  • The Chinese deity Chor Soo Kong is the patron of Penang's Snake Temple. The sixth day of the Chinese New Year is commemorated as the deity's birthday, and visitors come from far and wide to pay their respects and watch performances at the temple. Be warned, though: the Snake Temple gets its name from the real-live vipers that call the temple home.
  • The Hokkien Chinese in Penang have their own grandiose Chinese New Year bash known as the Pai Ti Kong Festival. Families commemorate how ancestors escaped from invading forces by hiding in a field of sugarcane by feasting at tables decorated with sugarcane stalks. At midnight, prayers are offered to the Jade Emperor God.
  • Known as the Chinese equivalent of Valentine's Day, Chap Goh Meh is celebrated on the 15th night of the Chinese New Year. As the full moon shines, marriageable young ladies go to the Penang Esplanade in George Town to throw oranges into the sea, all while wishing for a suitable husband. Street food, games, and fireworks fill the air.
  • In Penang's Bukit Tambun fishing village, the Teochew Chinese of Penang celebrate Chap Goh Meh with a parade of drummers winding through the local community houses and temples. The parade starts at the pier and ends at Bukit Tambun's historic old town.
Chinese New Year lights at a Penang clan jetty
Ed Norton/Getty Images
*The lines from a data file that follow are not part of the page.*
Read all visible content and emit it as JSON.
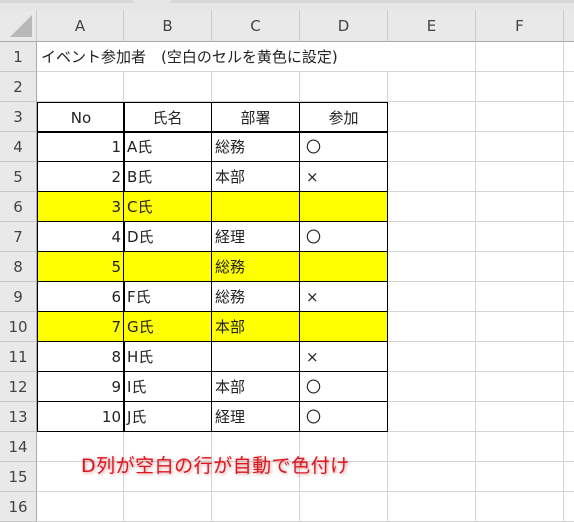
{
  "sheet": {
    "columns": [
      "A",
      "B",
      "C",
      "D",
      "E",
      "F"
    ],
    "rows": [
      "1",
      "2",
      "3",
      "4",
      "5",
      "6",
      "7",
      "8",
      "9",
      "10",
      "11",
      "12",
      "13",
      "14",
      "15",
      "16"
    ],
    "title": "イベント参加者　(空白のセルを黄色に設定)",
    "highlight_color": "#ffff00",
    "table": {
      "headers": [
        "No",
        "氏名",
        "部署",
        "参加"
      ],
      "rows": [
        {
          "no": "1",
          "name": "A氏",
          "dept": "総務",
          "attend": "〇",
          "highlight": false
        },
        {
          "no": "2",
          "name": "B氏",
          "dept": "本部",
          "attend": "×",
          "highlight": false
        },
        {
          "no": "3",
          "name": "C氏",
          "dept": "",
          "attend": "",
          "highlight": true
        },
        {
          "no": "4",
          "name": "D氏",
          "dept": "経理",
          "attend": "〇",
          "highlight": false
        },
        {
          "no": "5",
          "name": "",
          "dept": "総務",
          "attend": "",
          "highlight": true
        },
        {
          "no": "6",
          "name": "F氏",
          "dept": "総務",
          "attend": "×",
          "highlight": false
        },
        {
          "no": "7",
          "name": "G氏",
          "dept": "本部",
          "attend": "",
          "highlight": true
        },
        {
          "no": "8",
          "name": "H氏",
          "dept": "",
          "attend": "×",
          "highlight": false
        },
        {
          "no": "9",
          "name": "I氏",
          "dept": "本部",
          "attend": "〇",
          "highlight": false
        },
        {
          "no": "10",
          "name": "J氏",
          "dept": "経理",
          "attend": "〇",
          "highlight": false
        }
      ]
    }
  },
  "annotation": {
    "text": "D列が空白の行が自動で色付け",
    "color": "#e0141e"
  }
}
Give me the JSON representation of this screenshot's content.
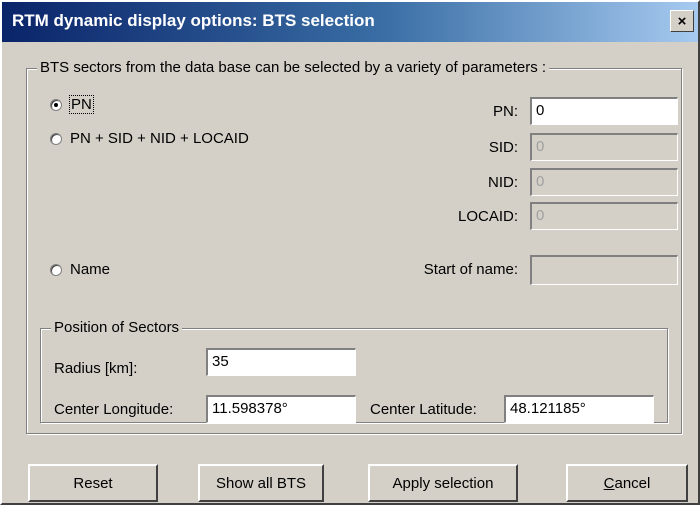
{
  "window": {
    "title": "RTM dynamic display options: BTS selection",
    "close_label": "×"
  },
  "selection_group": {
    "legend": "BTS sectors from the data base can be selected by a variety of parameters :",
    "options": [
      {
        "label": "PN",
        "checked": true
      },
      {
        "label": "PN + SID + NID + LOCAID",
        "checked": false
      },
      {
        "label": "Name",
        "checked": false
      }
    ],
    "fields": {
      "pn": {
        "label": "PN:",
        "value": "0"
      },
      "sid": {
        "label": "SID:",
        "value": "0"
      },
      "nid": {
        "label": "NID:",
        "value": "0"
      },
      "locaid": {
        "label": "LOCAID:",
        "value": "0"
      },
      "start_of_name": {
        "label": "Start of name:",
        "value": ""
      }
    }
  },
  "position_group": {
    "legend": "Position of Sectors",
    "radius": {
      "label": "Radius [km]:",
      "value": "35"
    },
    "center_longitude": {
      "label": "Center Longitude:",
      "value": "11.598378°"
    },
    "center_latitude": {
      "label": "Center Latitude:",
      "value": "48.121185°"
    }
  },
  "buttons": {
    "reset": "Reset",
    "show_all": "Show all BTS",
    "apply": "Apply selection",
    "cancel": "Cancel"
  }
}
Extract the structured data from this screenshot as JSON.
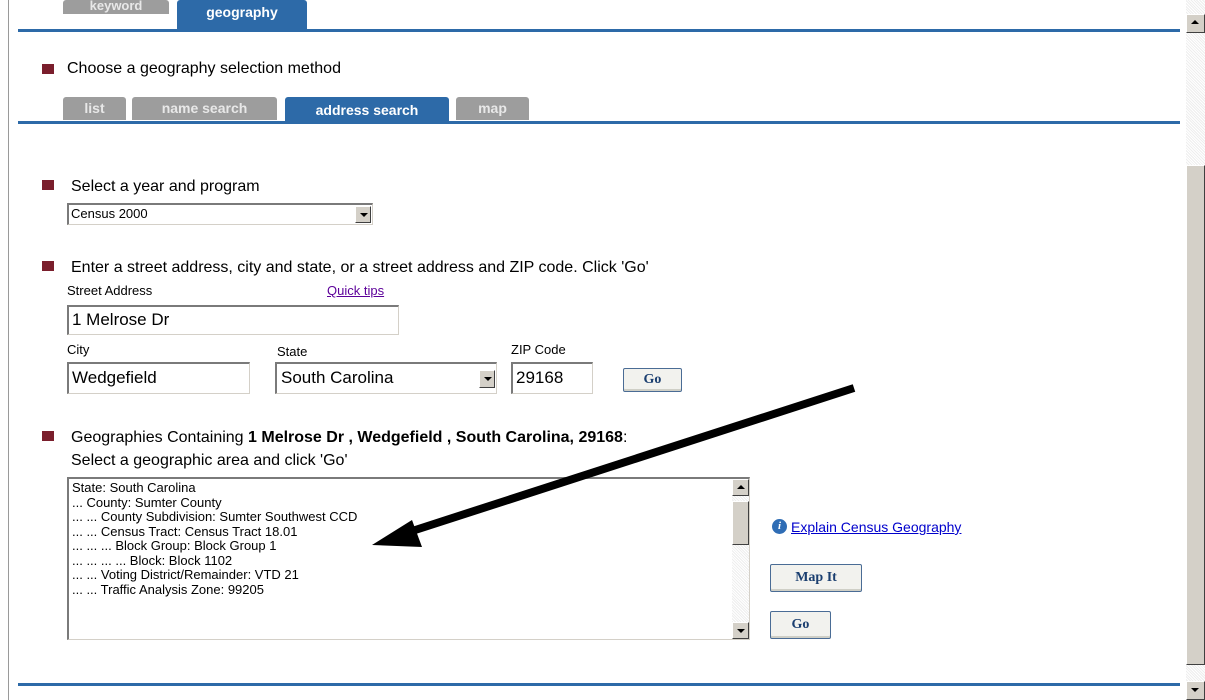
{
  "top_tabs": [
    {
      "label": "keyword",
      "active": false
    },
    {
      "label": "geography",
      "active": true
    }
  ],
  "selection_method": {
    "title": "Choose a geography selection method",
    "tabs": [
      {
        "label": "list",
        "active": false
      },
      {
        "label": "name search",
        "active": false
      },
      {
        "label": "address search",
        "active": true
      },
      {
        "label": "map",
        "active": false
      }
    ]
  },
  "year_program": {
    "title": "Select a year and program",
    "selected": "Census 2000"
  },
  "address": {
    "title": "Enter a street address, city and state, or a street address and ZIP code. Click 'Go'",
    "street_label": "Street Address",
    "quick_tips": "Quick tips",
    "street_value": "1 Melrose Dr",
    "city_label": "City",
    "city_value": "Wedgefield",
    "state_label": "State",
    "state_value": "South Carolina",
    "zip_label": "ZIP Code",
    "zip_value": "29168",
    "go_label": "Go"
  },
  "geographies": {
    "title_prefix": "Geographies Containing ",
    "title_bold": "1 Melrose Dr , Wedgefield , South Carolina, 29168",
    "title_suffix": ":",
    "instruction": "Select a geographic area and click 'Go'",
    "items": [
      "State: South Carolina",
      "... County: Sumter County",
      "... ... County Subdivision: Sumter Southwest CCD",
      "... ... Census Tract: Census Tract 18.01",
      "... ... ... Block Group: Block Group 1",
      "... ... ... ... Block: Block 1102",
      "... ... Voting District/Remainder: VTD 21",
      "... ... Traffic Analysis Zone: 99205"
    ],
    "explain_link": "Explain Census Geography",
    "map_it_label": "Map It",
    "go_label": "Go"
  },
  "colors": {
    "accent_blue": "#2d6aa8",
    "bullet": "#7a1e2c",
    "tab_inactive": "#9d9d9d",
    "arrow": "#000000"
  },
  "icons": [
    "info-icon",
    "arrow-annotation"
  ]
}
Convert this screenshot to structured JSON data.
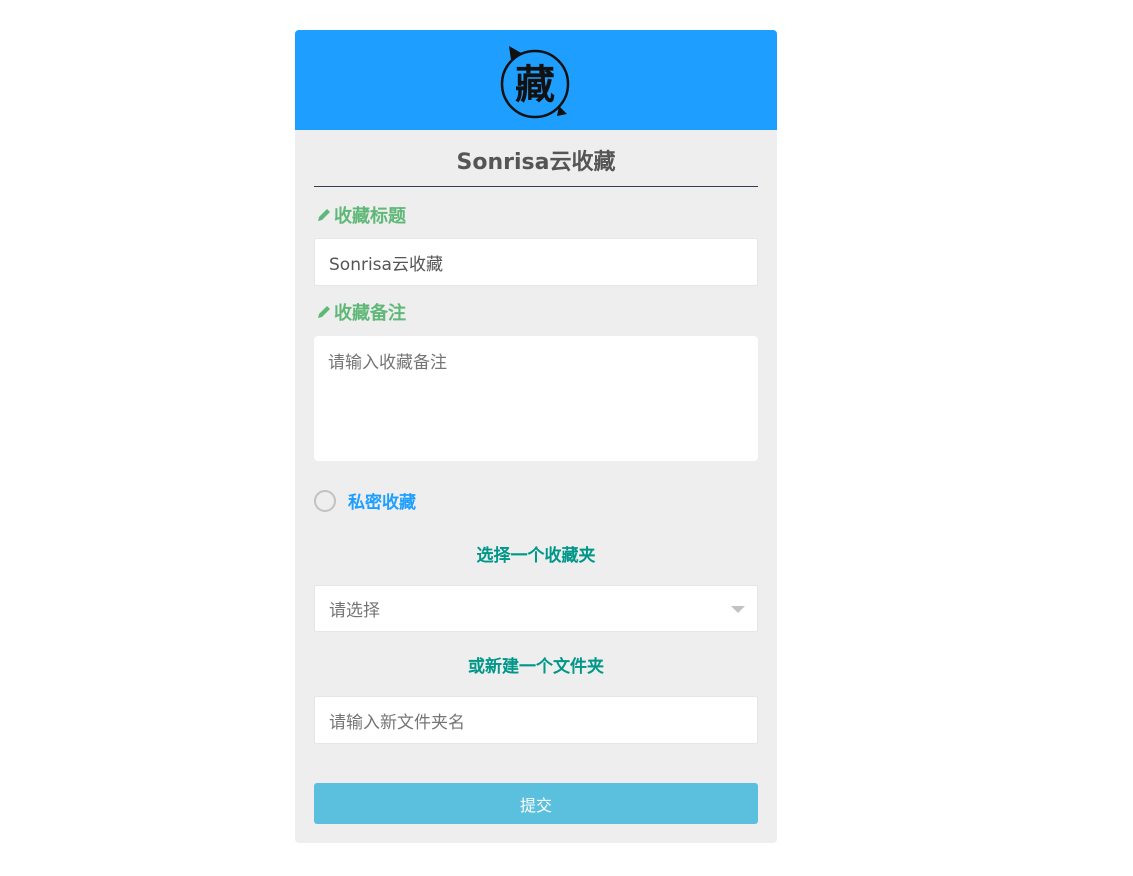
{
  "header": {
    "logo_char": "藏",
    "bg_color": "#1e9fff"
  },
  "title": "Sonrisa云收藏",
  "form": {
    "title_field": {
      "icon": "pencil-icon",
      "label": "收藏标题",
      "value": "Sonrisa云收藏"
    },
    "note_field": {
      "icon": "pencil-icon",
      "label": "收藏备注",
      "placeholder": "请输入收藏备注"
    },
    "private_toggle": {
      "label": "私密收藏",
      "checked": false
    },
    "folder_select": {
      "label": "选择一个收藏夹",
      "placeholder": "请选择",
      "icon": "caret-down-icon"
    },
    "new_folder": {
      "label": "或新建一个文件夹",
      "placeholder": "请输入新文件夹名"
    },
    "submit_label": "提交"
  },
  "colors": {
    "accent_blue": "#1e9fff",
    "label_green": "#5fb878",
    "section_teal": "#009688",
    "submit_bg": "#5bc0de"
  }
}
Tips for Visiting

Chinese New Year is the biggest holiday period in Penang, so plan ahead if you'll be in the area during this exciting time.

  • A number of hotels stand close to the historical, cultural, and shopping destinations within George Town, which is conveniently where a large number of Chinese New Year festivities also take place. Travelers looking for more affordable accommodations will appreciate the budget picks along with backpacker favorites Love Lane and Lebuh Chulia.
  • Taxis, trishaws, and a modern bus system make getting around George Town and Penang easy. Most buses leave from the Weld Quay jetty or the KOMTAR complex, and nearly all of them can be hailed in Chinatown. A free bus circulates around the city every 20 minutes.
  • While there is a lot of excitement around Penang during Chinese New Year, keep in mind that many shops, restaurants, and other businesses may be closed down while locals take time off work to celebrate with family.
  • February is part of the short dry season in an otherwise very wet region, so your chances of getting rained on are relatively low. The temperatures in Penang don't fluctuate much throughout the year, with the average high hovering around a constant 90 degrees Fahrenheit (32 degrees Celsius).